SAF and S&W announce a commemorative revolver.
Second Amendment Foundation and Smith & Wesson Partner on Commemorative Revolver
Engraved Model 442 Will Recognize District of Columbia vs. Heller Decision
SPRINGFIELD, Mass. (July, 21, 2008) – The Second Amendment Foundation (SAF) and Smith & Wesson have partnered to create a commemorative revolver designed to recognize the historical significance of the District of Columbia vs. Heller decision and to acknowledge the six original plaintiffs that united to challenge the gun ban in Washington, D.C.
As part of the project, an engraved Smith & Wesson Model 442 revolver will be presented to each of the six plaintiffs – Shelly Parker, Tom Palmer, Gillian St. Lawrence, Tracey Ambeau, George Lyon and Dick Heller – for their key roles in working to protect the Second Amendment right to keep and bear arms. Smith & Wesson will make the commemorative revolver available for consumer purchase in Fall 2008 and will direct a portion of the proceeds to the Second Amendment Foundation to acknowledge the organization’s pivotal role in the Heller case and its ongoing efforts to preserve the Second Amendment rights of U.S. citizens.

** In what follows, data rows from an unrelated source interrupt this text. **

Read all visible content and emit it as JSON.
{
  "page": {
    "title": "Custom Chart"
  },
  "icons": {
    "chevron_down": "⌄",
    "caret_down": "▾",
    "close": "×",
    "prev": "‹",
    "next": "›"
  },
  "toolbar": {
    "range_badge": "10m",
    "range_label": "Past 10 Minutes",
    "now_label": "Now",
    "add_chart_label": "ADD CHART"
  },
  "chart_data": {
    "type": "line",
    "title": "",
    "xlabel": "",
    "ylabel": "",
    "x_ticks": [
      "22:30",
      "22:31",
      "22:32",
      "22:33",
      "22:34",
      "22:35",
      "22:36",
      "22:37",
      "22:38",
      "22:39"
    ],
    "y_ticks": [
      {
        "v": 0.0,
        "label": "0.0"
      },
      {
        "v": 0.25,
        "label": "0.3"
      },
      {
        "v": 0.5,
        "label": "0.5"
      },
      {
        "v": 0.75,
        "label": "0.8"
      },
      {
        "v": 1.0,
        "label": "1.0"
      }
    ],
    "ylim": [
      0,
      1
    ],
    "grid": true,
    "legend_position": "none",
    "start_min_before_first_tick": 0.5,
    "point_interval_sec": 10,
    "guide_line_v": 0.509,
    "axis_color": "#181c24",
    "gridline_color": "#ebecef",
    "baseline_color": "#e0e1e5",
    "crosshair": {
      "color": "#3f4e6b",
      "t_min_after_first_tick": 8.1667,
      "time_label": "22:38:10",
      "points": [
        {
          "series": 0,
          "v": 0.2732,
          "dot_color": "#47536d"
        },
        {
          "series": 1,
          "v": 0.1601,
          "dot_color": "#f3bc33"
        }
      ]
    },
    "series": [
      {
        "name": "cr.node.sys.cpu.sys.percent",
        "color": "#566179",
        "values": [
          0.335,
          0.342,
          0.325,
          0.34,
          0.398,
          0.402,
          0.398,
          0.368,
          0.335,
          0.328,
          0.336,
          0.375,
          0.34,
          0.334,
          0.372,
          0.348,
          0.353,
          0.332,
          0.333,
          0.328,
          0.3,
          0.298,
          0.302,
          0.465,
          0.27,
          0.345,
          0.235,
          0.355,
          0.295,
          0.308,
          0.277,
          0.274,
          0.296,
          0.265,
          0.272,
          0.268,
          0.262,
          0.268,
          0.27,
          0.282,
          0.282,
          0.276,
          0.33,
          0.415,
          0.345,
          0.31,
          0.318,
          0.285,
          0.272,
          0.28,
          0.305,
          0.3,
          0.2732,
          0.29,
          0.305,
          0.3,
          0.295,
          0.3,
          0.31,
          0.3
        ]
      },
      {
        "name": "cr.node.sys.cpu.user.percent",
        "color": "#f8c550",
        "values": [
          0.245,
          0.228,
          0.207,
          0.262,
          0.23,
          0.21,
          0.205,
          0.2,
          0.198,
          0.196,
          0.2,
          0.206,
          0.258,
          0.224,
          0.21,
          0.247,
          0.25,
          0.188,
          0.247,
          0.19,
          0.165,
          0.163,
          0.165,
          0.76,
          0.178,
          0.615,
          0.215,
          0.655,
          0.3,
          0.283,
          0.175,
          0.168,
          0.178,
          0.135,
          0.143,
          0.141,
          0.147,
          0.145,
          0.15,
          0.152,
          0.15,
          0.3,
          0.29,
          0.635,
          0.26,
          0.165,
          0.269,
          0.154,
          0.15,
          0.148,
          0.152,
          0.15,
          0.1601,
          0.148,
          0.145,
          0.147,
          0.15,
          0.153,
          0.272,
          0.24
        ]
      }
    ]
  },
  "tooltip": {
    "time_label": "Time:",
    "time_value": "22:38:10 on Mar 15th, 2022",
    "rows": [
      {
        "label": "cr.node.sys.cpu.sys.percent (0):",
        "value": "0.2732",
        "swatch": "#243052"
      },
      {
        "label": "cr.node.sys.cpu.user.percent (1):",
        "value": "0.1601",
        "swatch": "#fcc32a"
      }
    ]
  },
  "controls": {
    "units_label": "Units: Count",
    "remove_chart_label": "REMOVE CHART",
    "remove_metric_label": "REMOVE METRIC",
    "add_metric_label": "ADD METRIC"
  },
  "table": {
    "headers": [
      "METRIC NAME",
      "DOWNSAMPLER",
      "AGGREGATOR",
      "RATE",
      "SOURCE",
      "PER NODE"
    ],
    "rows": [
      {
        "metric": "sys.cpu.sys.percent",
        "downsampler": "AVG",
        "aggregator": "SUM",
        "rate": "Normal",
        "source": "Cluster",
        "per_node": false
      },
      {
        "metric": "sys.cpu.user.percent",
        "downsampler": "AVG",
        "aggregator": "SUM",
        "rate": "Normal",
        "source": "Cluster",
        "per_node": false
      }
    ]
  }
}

“We are proud to work with Smith & Wesson on this project,” said Alan Gottlieb, founder of the Second Amendment Foundation. “June 26 saw a landmark victory for the Second Amendment, and for all Americans. This is a fitting way to commemorate a significant moment in history, and support future efforts that will continue to strengthen our constitutional rights.”
The Smith & Wesson Model 442 will be laser engraved with an insignia to commemorate the ruling by the Supreme Court. On the right side plate of the revolver, the scale of justice is depicted with the wording “D.C. vs. Heller” across the scale. The balance is in favor of the “Heller” name with the court date of “June 26, 2008” positioned across the top. Underneath the scale, the side plate reads “Second Amendment” and “The right to keep and bear arms” in white lettering.
“We at Smith & Wesson are pleased to honor the six original plaintiffs in the case while at the same time offer to consumers a firearm that will help in the preservation and protection of the Second Amendment,” said Tom Taylor, Vice President of Marketing for Smith & Wesson. “The Second Amendment Foundation has worked diligently on the Heller case along with several other cases in the last two decades by promoting legal scholarship. Their contributions have helped to dramatically change the legal landscape and we are honored to partner with them on this project.”
Would the Boston Herald quote the KKK if there were some similar celebratory event occurring because of a civil rights Supreme Court victory for blacks? If not, then why quote John Rosenthal in this article?
The only conclusion I can come up with is that the Boston Herald has sympathy for the position of those that would deny people a specific enumerated civil right.